** EXERCISE DIRECTIONS **
Copy the lines below as they are; omit the images they contain.

** RECORDED INFORMATION **
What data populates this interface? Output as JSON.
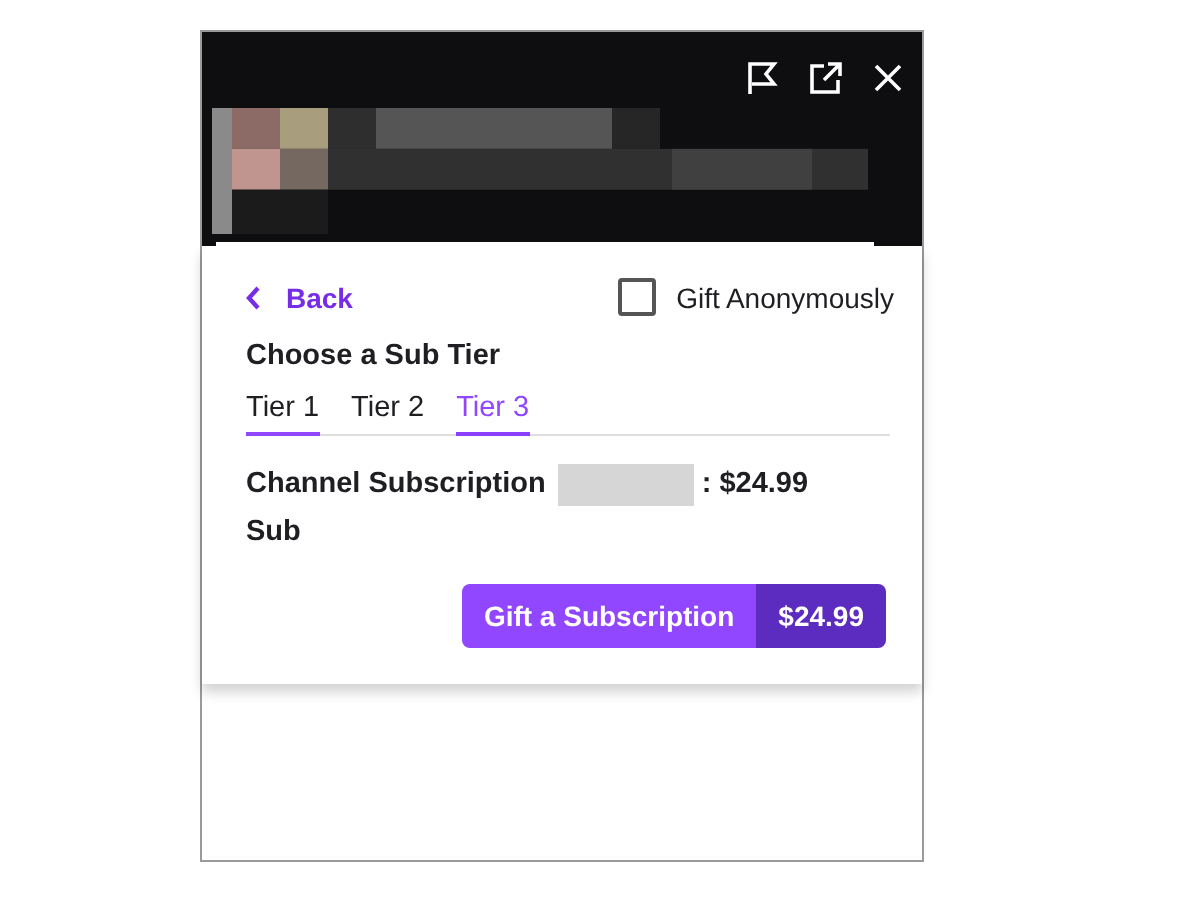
{
  "header": {
    "buttons": [
      {
        "kind": "flag"
      },
      {
        "kind": "popout"
      },
      {
        "kind": "close"
      }
    ]
  },
  "back": {
    "label": "Back"
  },
  "gift_anonymously": {
    "label": "Gift Anonymously",
    "checked": false
  },
  "heading": "Choose a Sub Tier",
  "tabs": [
    {
      "label": "Tier 1",
      "selected": false,
      "hovered": true
    },
    {
      "label": "Tier 2",
      "selected": false,
      "hovered": false
    },
    {
      "label": "Tier 3",
      "selected": true,
      "hovered": false
    }
  ],
  "subscription": {
    "label": "Channel Subscription",
    "redacted": true,
    "price": ": $24.99",
    "second_line": "Sub"
  },
  "gift_button": {
    "label": "Gift a Subscription",
    "price": "$24.99"
  }
}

** RESPONSE TO THIS TASK **
What data populates this interface? Output as JSON.
{
  "header": {
    "buttons": [
      {
        "kind": "flag"
      },
      {
        "kind": "popout"
      },
      {
        "kind": "close"
      }
    ]
  },
  "back": {
    "label": "Back"
  },
  "gift_anonymously": {
    "label": "Gift Anonymously",
    "checked": false
  },
  "heading": "Choose a Sub Tier",
  "tabs": [
    {
      "label": "Tier 1",
      "selected": false,
      "hovered": true
    },
    {
      "label": "Tier 2",
      "selected": false,
      "hovered": false
    },
    {
      "label": "Tier 3",
      "selected": true,
      "hovered": false
    }
  ],
  "subscription": {
    "label": "Channel Subscription",
    "redacted": true,
    "price": ": $24.99",
    "second_line": "Sub"
  },
  "gift_button": {
    "label": "Gift a Subscription",
    "price": "$24.99"
  }
}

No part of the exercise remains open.